_Problem description_. All entries below are to be duplicated verbatim.

*** Opening Material supplied ***

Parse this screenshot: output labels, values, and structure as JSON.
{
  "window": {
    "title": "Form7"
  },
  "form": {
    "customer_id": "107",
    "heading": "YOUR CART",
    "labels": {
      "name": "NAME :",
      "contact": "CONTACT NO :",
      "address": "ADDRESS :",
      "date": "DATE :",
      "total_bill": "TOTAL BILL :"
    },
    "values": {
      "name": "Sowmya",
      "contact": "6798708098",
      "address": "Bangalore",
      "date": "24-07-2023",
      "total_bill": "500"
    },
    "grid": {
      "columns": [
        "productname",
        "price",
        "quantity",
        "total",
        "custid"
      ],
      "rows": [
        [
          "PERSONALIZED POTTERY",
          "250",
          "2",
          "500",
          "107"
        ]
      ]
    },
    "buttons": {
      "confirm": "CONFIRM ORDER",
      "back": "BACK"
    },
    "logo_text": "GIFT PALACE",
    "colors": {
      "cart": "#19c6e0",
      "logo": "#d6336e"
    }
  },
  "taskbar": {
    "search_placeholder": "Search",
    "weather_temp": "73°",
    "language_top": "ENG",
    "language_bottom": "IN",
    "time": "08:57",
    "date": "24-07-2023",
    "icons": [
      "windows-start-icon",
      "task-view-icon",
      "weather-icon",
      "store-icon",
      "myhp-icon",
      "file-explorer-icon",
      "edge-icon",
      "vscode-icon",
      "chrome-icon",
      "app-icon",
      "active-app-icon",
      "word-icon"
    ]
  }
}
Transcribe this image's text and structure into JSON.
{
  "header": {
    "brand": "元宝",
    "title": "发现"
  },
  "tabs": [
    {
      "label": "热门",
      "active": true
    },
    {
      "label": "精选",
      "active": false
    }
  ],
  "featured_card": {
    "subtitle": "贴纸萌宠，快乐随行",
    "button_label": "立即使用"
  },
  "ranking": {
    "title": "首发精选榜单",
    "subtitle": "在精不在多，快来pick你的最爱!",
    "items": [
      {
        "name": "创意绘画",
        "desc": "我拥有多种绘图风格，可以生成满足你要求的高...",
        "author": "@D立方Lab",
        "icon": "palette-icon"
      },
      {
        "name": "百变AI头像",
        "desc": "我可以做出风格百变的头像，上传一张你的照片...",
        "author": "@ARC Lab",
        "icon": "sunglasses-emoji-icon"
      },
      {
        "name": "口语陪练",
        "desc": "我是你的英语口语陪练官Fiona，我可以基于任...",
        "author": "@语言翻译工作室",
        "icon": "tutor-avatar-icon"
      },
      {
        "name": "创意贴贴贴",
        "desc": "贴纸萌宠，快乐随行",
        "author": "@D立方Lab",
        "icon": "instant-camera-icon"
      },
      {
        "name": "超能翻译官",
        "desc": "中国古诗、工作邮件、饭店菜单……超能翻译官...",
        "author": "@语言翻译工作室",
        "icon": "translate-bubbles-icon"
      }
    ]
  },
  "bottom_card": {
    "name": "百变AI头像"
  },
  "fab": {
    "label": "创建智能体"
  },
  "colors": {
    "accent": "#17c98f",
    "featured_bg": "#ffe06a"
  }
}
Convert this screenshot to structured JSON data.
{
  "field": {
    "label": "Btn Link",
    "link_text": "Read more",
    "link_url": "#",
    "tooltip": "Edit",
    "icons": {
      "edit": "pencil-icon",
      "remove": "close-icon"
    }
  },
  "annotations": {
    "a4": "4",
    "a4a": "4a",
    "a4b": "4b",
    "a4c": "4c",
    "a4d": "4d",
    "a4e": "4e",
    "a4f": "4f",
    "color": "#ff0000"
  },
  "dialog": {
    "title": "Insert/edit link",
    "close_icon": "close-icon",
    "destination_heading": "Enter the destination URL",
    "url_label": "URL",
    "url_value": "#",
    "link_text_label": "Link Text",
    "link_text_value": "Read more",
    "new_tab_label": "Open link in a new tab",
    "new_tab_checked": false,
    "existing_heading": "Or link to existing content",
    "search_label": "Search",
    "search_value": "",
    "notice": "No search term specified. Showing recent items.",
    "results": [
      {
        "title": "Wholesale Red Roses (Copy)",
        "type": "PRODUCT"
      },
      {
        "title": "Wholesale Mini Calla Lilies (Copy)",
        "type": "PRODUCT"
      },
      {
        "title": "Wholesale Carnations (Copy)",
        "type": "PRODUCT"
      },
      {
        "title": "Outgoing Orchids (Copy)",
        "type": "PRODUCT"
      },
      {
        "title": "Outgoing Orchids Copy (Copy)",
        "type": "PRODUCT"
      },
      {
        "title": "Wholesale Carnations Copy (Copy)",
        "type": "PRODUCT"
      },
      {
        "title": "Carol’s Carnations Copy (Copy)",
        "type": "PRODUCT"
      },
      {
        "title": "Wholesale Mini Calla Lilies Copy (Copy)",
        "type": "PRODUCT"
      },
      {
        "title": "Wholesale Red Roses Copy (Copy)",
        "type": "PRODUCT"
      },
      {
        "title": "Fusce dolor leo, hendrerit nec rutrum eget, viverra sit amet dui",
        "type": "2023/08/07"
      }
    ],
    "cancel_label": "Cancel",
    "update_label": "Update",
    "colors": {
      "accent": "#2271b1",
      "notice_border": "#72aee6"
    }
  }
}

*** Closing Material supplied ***

_Written response_.
Parse this screenshot: output labels, values, and structure as JSON.
{
  "window": {
    "title": "Form7"
  },
  "form": {
    "customer_id": "107",
    "heading": "YOUR CART",
    "labels": {
      "name": "NAME :",
      "contact": "CONTACT NO :",
      "address": "ADDRESS :",
      "date": "DATE :",
      "total_bill": "TOTAL BILL :"
    },
    "values": {
      "name": "Sowmya",
      "contact": "6798708098",
      "address": "Bangalore",
      "date": "24-07-2023",
      "total_bill": "500"
    },
    "grid": {
      "columns": [
        "productname",
        "price",
        "quantity",
        "total",
        "custid"
      ],
      "rows": [
        [
          "PERSONALIZED POTTERY",
          "250",
          "2",
          "500",
          "107"
        ]
      ]
    },
    "buttons": {
      "confirm": "CONFIRM ORDER",
      "back": "BACK"
    },
    "logo_text": "GIFT PALACE",
    "colors": {
      "cart": "#19c6e0",
      "logo": "#d6336e"
    }
  },
  "taskbar": {
    "search_placeholder": "Search",
    "weather_temp": "73°",
    "language_top": "ENG",
    "language_bottom": "IN",
    "time": "08:57",
    "date": "24-07-2023",
    "icons": [
      "windows-start-icon",
      "task-view-icon",
      "weather-icon",
      "store-icon",
      "myhp-icon",
      "file-explorer-icon",
      "edge-icon",
      "vscode-icon",
      "chrome-icon",
      "app-icon",
      "active-app-icon",
      "word-icon"
    ]
  }
}
Transcribe this image's text and structure into JSON.
{
  "header": {
    "brand": "元宝",
    "title": "发现"
  },
  "tabs": [
    {
      "label": "热门",
      "active": true
    },
    {
      "label": "精选",
      "active": false
    }
  ],
  "featured_card": {
    "subtitle": "贴纸萌宠，快乐随行",
    "button_label": "立即使用"
  },
  "ranking": {
    "title": "首发精选榜单",
    "subtitle": "在精不在多，快来pick你的最爱!",
    "items": [
      {
        "name": "创意绘画",
        "desc": "我拥有多种绘图风格，可以生成满足你要求的高...",
        "author": "@D立方Lab",
        "icon": "palette-icon"
      },
      {
        "name": "百变AI头像",
        "desc": "我可以做出风格百变的头像，上传一张你的照片...",
        "author": "@ARC Lab",
        "icon": "sunglasses-emoji-icon"
      },
      {
        "name": "口语陪练",
        "desc": "我是你的英语口语陪练官Fiona，我可以基于任...",
        "author": "@语言翻译工作室",
        "icon": "tutor-avatar-icon"
      },
      {
        "name": "创意贴贴贴",
        "desc": "贴纸萌宠，快乐随行",
        "author": "@D立方Lab",
        "icon": "instant-camera-icon"
      },
      {
        "name": "超能翻译官",
        "desc": "中国古诗、工作邮件、饭店菜单……超能翻译官...",
        "author": "@语言翻译工作室",
        "icon": "translate-bubbles-icon"
      }
    ]
  },
  "bottom_card": {
    "name": "百变AI头像"
  },
  "fab": {
    "label": "创建智能体"
  },
  "colors": {
    "accent": "#17c98f",
    "featured_bg": "#ffe06a"
  }
}
Convert this screenshot to structured JSON data.
{
  "field": {
    "label": "Btn Link",
    "link_text": "Read more",
    "link_url": "#",
    "tooltip": "Edit",
    "icons": {
      "edit": "pencil-icon",
      "remove": "close-icon"
    }
  },
  "annotations": {
    "a4": "4",
    "a4a": "4a",
    "a4b": "4b",
    "a4c": "4c",
    "a4d": "4d",
    "a4e": "4e",
    "a4f": "4f",
    "color": "#ff0000"
  },
  "dialog": {
    "title": "Insert/edit link",
    "close_icon": "close-icon",
    "destination_heading": "Enter the destination URL",
    "url_label": "URL",
    "url_value": "#",
    "link_text_label": "Link Text",
    "link_text_value": "Read more",
    "new_tab_label": "Open link in a new tab",
    "new_tab_checked": false,
    "existing_heading": "Or link to existing content",
    "search_label": "Search",
    "search_value": "",
    "notice": "No search term specified. Showing recent items.",
    "results": [
      {
        "title": "Wholesale Red Roses (Copy)",
        "type": "PRODUCT"
      },
      {
        "title": "Wholesale Mini Calla Lilies (Copy)",
        "type": "PRODUCT"
      },
      {
        "title": "Wholesale Carnations (Copy)",
        "type": "PRODUCT"
      },
      {
        "title": "Outgoing Orchids (Copy)",
        "type": "PRODUCT"
      },
      {
        "title": "Outgoing Orchids Copy (Copy)",
        "type": "PRODUCT"
      },
      {
        "title": "Wholesale Carnations Copy (Copy)",
        "type": "PRODUCT"
      },
      {
        "title": "Carol’s Carnations Copy (Copy)",
        "type": "PRODUCT"
      },
      {
        "title": "Wholesale Mini Calla Lilies Copy (Copy)",
        "type": "PRODUCT"
      },
      {
        "title": "Wholesale Red Roses Copy (Copy)",
        "type": "PRODUCT"
      },
      {
        "title": "Fusce dolor leo, hendrerit nec rutrum eget, viverra sit amet dui",
        "type": "2023/08/07"
      }
    ],
    "cancel_label": "Cancel",
    "update_label": "Update",
    "colors": {
      "accent": "#2271b1",
      "notice_border": "#72aee6"
    }
  }
}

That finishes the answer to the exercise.